[MATERIAL SUPPLIED Boundary: Start]

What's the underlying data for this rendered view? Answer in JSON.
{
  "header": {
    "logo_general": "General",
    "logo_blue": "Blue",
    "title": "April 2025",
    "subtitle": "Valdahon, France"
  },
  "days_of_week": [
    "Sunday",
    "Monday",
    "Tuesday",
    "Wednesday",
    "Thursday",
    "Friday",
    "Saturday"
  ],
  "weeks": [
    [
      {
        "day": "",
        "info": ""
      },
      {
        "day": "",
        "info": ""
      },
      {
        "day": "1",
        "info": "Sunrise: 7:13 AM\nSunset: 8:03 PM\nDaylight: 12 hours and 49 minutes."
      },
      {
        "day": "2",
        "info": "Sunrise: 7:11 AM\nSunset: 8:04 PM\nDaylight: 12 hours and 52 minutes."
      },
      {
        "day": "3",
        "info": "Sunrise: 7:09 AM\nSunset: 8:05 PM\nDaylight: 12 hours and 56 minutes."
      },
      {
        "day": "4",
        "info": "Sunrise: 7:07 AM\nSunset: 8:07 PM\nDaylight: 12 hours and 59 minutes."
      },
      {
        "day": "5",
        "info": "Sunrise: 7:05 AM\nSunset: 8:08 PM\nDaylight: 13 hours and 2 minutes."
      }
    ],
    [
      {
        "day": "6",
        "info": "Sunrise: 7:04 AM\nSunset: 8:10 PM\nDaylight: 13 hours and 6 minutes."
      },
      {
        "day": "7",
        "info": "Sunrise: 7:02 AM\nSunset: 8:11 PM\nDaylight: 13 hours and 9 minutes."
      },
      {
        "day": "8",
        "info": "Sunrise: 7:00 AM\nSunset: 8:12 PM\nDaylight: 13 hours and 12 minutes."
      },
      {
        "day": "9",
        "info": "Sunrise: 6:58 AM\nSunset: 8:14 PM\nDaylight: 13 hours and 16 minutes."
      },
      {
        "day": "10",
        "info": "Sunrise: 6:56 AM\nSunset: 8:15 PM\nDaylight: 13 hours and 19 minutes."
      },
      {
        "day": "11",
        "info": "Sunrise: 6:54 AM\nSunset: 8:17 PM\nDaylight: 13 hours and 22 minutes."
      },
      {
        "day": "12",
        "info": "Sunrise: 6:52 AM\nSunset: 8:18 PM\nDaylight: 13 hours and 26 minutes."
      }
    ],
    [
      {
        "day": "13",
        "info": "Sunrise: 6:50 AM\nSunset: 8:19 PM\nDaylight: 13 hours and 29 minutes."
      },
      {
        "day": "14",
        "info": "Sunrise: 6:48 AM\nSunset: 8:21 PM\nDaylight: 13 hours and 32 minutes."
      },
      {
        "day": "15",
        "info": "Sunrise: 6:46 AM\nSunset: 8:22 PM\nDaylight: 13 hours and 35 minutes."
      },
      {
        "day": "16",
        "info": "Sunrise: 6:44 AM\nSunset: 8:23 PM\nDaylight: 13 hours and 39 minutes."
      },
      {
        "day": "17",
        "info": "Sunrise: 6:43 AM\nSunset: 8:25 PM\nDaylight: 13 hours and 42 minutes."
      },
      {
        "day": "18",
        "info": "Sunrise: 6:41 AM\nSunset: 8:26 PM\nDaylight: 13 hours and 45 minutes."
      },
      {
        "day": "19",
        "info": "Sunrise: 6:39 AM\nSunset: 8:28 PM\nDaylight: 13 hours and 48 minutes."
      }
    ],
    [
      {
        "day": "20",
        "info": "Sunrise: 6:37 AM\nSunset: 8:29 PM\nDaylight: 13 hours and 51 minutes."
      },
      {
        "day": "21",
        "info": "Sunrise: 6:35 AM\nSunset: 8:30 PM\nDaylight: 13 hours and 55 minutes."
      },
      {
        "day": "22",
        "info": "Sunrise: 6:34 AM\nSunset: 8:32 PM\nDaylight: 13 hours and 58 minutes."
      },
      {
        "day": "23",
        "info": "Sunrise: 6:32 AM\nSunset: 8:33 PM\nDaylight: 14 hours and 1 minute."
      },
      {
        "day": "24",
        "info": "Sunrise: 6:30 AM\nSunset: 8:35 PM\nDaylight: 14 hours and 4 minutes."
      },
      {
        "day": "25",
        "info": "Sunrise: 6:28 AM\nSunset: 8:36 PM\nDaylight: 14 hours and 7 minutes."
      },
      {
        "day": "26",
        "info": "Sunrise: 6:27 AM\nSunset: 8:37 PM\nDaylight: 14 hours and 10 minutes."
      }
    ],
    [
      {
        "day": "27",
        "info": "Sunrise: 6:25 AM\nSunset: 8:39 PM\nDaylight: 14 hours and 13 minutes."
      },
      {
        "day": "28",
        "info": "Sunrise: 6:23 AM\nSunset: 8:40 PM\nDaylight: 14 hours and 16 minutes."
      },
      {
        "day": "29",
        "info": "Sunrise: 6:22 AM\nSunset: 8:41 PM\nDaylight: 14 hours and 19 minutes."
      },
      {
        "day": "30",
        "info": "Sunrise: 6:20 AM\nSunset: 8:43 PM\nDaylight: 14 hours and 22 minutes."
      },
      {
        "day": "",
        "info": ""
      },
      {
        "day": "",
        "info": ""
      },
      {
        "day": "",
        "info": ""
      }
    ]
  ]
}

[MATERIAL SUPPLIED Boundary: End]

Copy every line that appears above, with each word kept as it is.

*EXPECTED ANSWER*
What's the underlying data for this rendered view? Answer in JSON.
{
  "header": {
    "logo_general": "General",
    "logo_blue": "Blue",
    "title": "April 2025",
    "subtitle": "Valdahon, France"
  },
  "days_of_week": [
    "Sunday",
    "Monday",
    "Tuesday",
    "Wednesday",
    "Thursday",
    "Friday",
    "Saturday"
  ],
  "weeks": [
    [
      {
        "day": "",
        "info": ""
      },
      {
        "day": "",
        "info": ""
      },
      {
        "day": "1",
        "info": "Sunrise: 7:13 AM\nSunset: 8:03 PM\nDaylight: 12 hours and 49 minutes."
      },
      {
        "day": "2",
        "info": "Sunrise: 7:11 AM\nSunset: 8:04 PM\nDaylight: 12 hours and 52 minutes."
      },
      {
        "day": "3",
        "info": "Sunrise: 7:09 AM\nSunset: 8:05 PM\nDaylight: 12 hours and 56 minutes."
      },
      {
        "day": "4",
        "info": "Sunrise: 7:07 AM\nSunset: 8:07 PM\nDaylight: 12 hours and 59 minutes."
      },
      {
        "day": "5",
        "info": "Sunrise: 7:05 AM\nSunset: 8:08 PM\nDaylight: 13 hours and 2 minutes."
      }
    ],
    [
      {
        "day": "6",
        "info": "Sunrise: 7:04 AM\nSunset: 8:10 PM\nDaylight: 13 hours and 6 minutes."
      },
      {
        "day": "7",
        "info": "Sunrise: 7:02 AM\nSunset: 8:11 PM\nDaylight: 13 hours and 9 minutes."
      },
      {
        "day": "8",
        "info": "Sunrise: 7:00 AM\nSunset: 8:12 PM\nDaylight: 13 hours and 12 minutes."
      },
      {
        "day": "9",
        "info": "Sunrise: 6:58 AM\nSunset: 8:14 PM\nDaylight: 13 hours and 16 minutes."
      },
      {
        "day": "10",
        "info": "Sunrise: 6:56 AM\nSunset: 8:15 PM\nDaylight: 13 hours and 19 minutes."
      },
      {
        "day": "11",
        "info": "Sunrise: 6:54 AM\nSunset: 8:17 PM\nDaylight: 13 hours and 22 minutes."
      },
      {
        "day": "12",
        "info": "Sunrise: 6:52 AM\nSunset: 8:18 PM\nDaylight: 13 hours and 26 minutes."
      }
    ],
    [
      {
        "day": "13",
        "info": "Sunrise: 6:50 AM\nSunset: 8:19 PM\nDaylight: 13 hours and 29 minutes."
      },
      {
        "day": "14",
        "info": "Sunrise: 6:48 AM\nSunset: 8:21 PM\nDaylight: 13 hours and 32 minutes."
      },
      {
        "day": "15",
        "info": "Sunrise: 6:46 AM\nSunset: 8:22 PM\nDaylight: 13 hours and 35 minutes."
      },
      {
        "day": "16",
        "info": "Sunrise: 6:44 AM\nSunset: 8:23 PM\nDaylight: 13 hours and 39 minutes."
      },
      {
        "day": "17",
        "info": "Sunrise: 6:43 AM\nSunset: 8:25 PM\nDaylight: 13 hours and 42 minutes."
      },
      {
        "day": "18",
        "info": "Sunrise: 6:41 AM\nSunset: 8:26 PM\nDaylight: 13 hours and 45 minutes."
      },
      {
        "day": "19",
        "info": "Sunrise: 6:39 AM\nSunset: 8:28 PM\nDaylight: 13 hours and 48 minutes."
      }
    ],
    [
      {
        "day": "20",
        "info": "Sunrise: 6:37 AM\nSunset: 8:29 PM\nDaylight: 13 hours and 51 minutes."
      },
      {
        "day": "21",
        "info": "Sunrise: 6:35 AM\nSunset: 8:30 PM\nDaylight: 13 hours and 55 minutes."
      },
      {
        "day": "22",
        "info": "Sunrise: 6:34 AM\nSunset: 8:32 PM\nDaylight: 13 hours and 58 minutes."
      },
      {
        "day": "23",
        "info": "Sunrise: 6:32 AM\nSunset: 8:33 PM\nDaylight: 14 hours and 1 minute."
      },
      {
        "day": "24",
        "info": "Sunrise: 6:30 AM\nSunset: 8:35 PM\nDaylight: 14 hours and 4 minutes."
      },
      {
        "day": "25",
        "info": "Sunrise: 6:28 AM\nSunset: 8:36 PM\nDaylight: 14 hours and 7 minutes."
      },
      {
        "day": "26",
        "info": "Sunrise: 6:27 AM\nSunset: 8:37 PM\nDaylight: 14 hours and 10 minutes."
      }
    ],
    [
      {
        "day": "27",
        "info": "Sunrise: 6:25 AM\nSunset: 8:39 PM\nDaylight: 14 hours and 13 minutes."
      },
      {
        "day": "28",
        "info": "Sunrise: 6:23 AM\nSunset: 8:40 PM\nDaylight: 14 hours and 16 minutes."
      },
      {
        "day": "29",
        "info": "Sunrise: 6:22 AM\nSunset: 8:41 PM\nDaylight: 14 hours and 19 minutes."
      },
      {
        "day": "30",
        "info": "Sunrise: 6:20 AM\nSunset: 8:43 PM\nDaylight: 14 hours and 22 minutes."
      },
      {
        "day": "",
        "info": ""
      },
      {
        "day": "",
        "info": ""
      },
      {
        "day": "",
        "info": ""
      }
    ]
  ]
}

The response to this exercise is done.